The dictionary defines charisma as “a rare personal quality attributed to leaders who arouse devotion and enthusiasm.” Also: “personal magnetism or charm.”
Sounds like a skill worth developing if you can, yes?
I just heard a great lecture about charisma. (Wish I could remember the speaker’s name, so I could give him full credit.) Among the insights was this list of key conversational tools, which when taken together will help you build your level of charisma. I found them worth remembering; hope you find them useful too.
- Don’t complain unless it’s for a productive reason
- Try to use the same speed and tone of voice as your fellow communicator
- Focus less on yourself in conversation and more on the other person
- Don’t look down when you’re walking
- Look people in the eye
- Smile more often

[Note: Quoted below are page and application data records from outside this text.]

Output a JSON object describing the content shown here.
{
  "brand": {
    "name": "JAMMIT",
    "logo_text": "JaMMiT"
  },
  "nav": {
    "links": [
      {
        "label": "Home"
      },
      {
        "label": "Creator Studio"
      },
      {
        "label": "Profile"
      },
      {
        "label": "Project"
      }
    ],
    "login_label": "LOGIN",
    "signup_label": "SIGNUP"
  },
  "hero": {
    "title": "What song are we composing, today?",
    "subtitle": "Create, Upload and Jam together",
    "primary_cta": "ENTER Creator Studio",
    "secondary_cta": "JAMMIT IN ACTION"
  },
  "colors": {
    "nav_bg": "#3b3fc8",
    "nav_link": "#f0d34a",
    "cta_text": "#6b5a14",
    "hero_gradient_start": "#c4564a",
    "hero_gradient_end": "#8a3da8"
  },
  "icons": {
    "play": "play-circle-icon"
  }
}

I never really understood Einstein’s theories about time being warped just like space… until I realized that IT’S ALMOST 2011 ALREADY!

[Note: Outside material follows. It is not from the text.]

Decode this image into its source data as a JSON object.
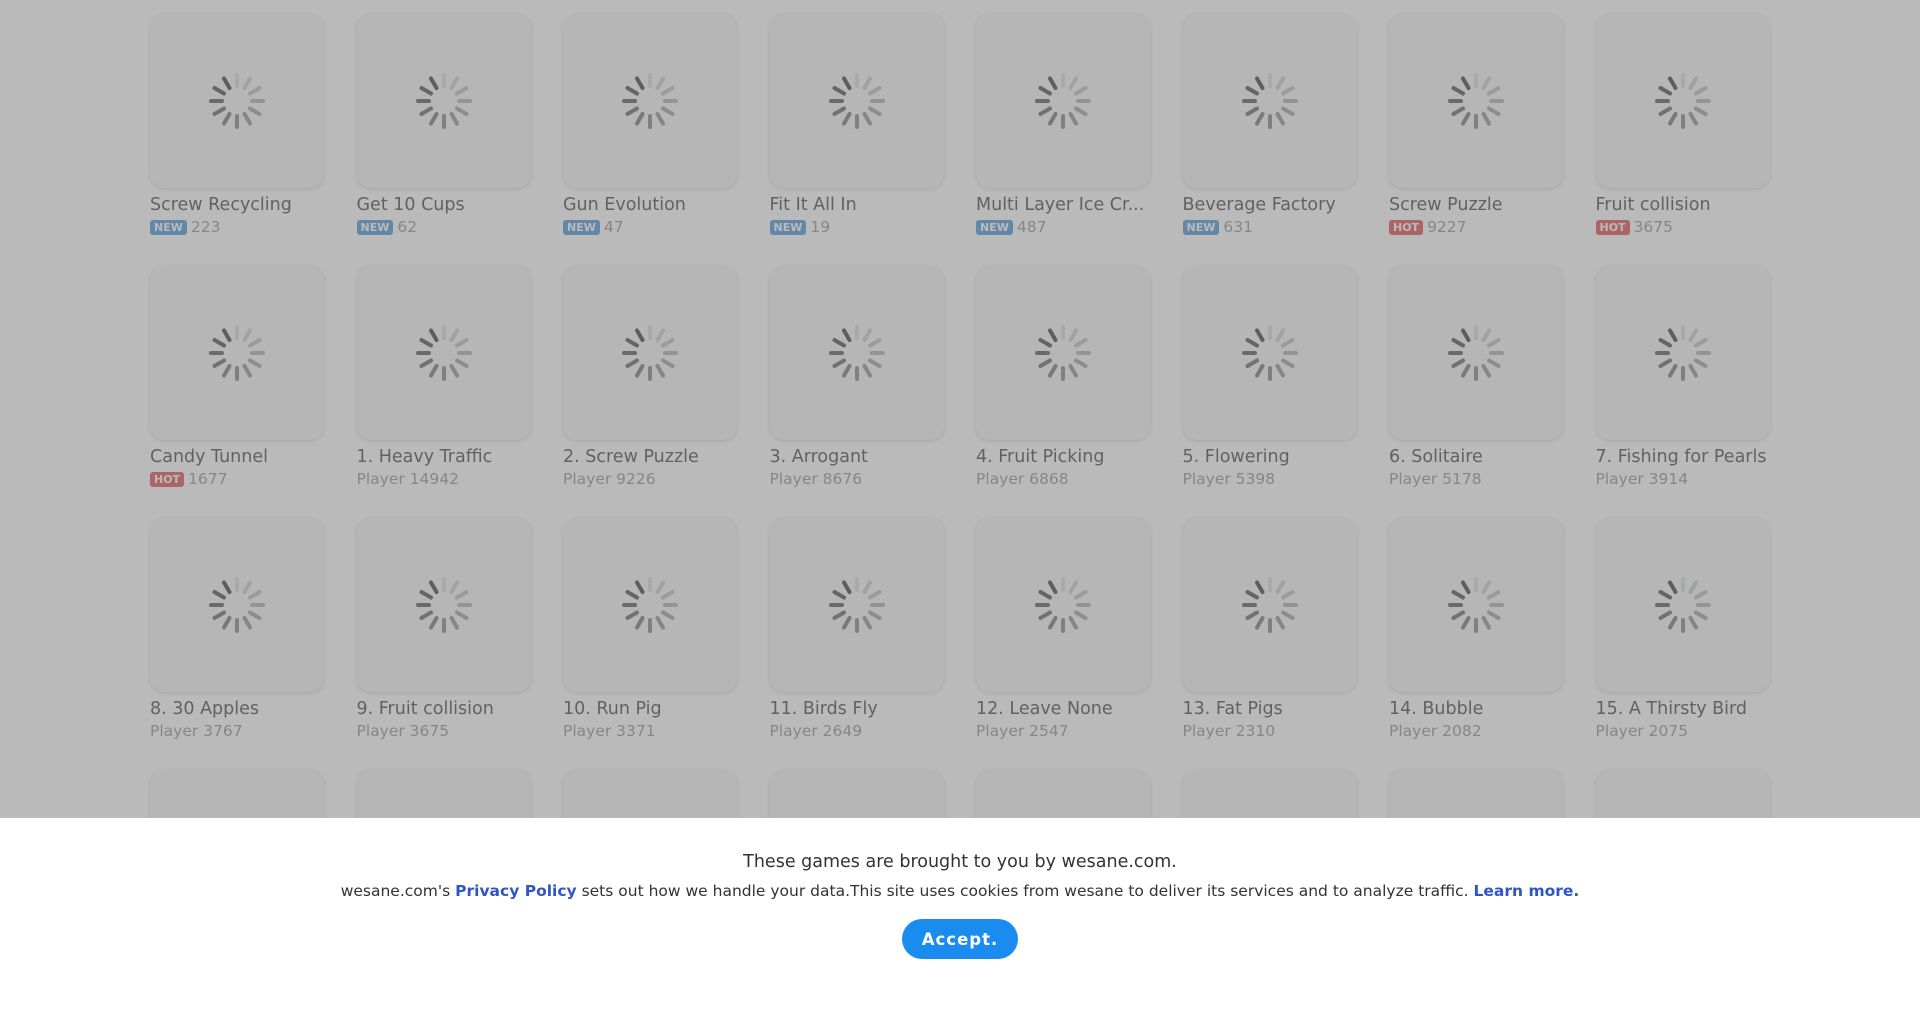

Is it just me, or did 2010 go by in 6 months?
Why is there a chapter 11 in economics textbooks?
Want more efficient and productive meetings? Don’t allow laptops or cell phones.
Here’s the Connecticut state legislature in session. As you can see, at least a few of these legislators are playing solitaire. One lawmaker is checking out sports news. And those are just the laptop screens we can see! Who knows how many of the other legislators in this photo are goofing off on their computers when they’re supposed to be working?
When people bring laptops and phones into your meetings, they’re bringing in their entire social and professional worlds — games, news, email, Facebook (“… in a meeting and wishing I weren’t!”), etc. That’s just too many distractions.
Think of it this way. If you invite your entire team of, say, seven employees in for a one-hour meeting — and the meeting turns out to be completely unproductive — how much time have you wasted? Most people think it’s one hour. But actually, it’s eight or nine hours — an hour for each employee, plus an hour of your time for attending and maybe another hour or so in preparation for the meeting.
That’s a lot of your staff’s time, a lot of your organization’s time. You’re essentially making a decision when you gather all those folks in a room that your meeting is worth more to your team and organization than anything else your entire staff could be working on if they weren’t in that meeting. And the only way to make your meetings that productive and valuable is to make sure everyone is truly present. Limit distractions.
Now, if you need a computer in the room to research things that come up in discussion, fine. Designate someone to have a computer.
But your rule should be: Bring paper and pen – and your undivided attention.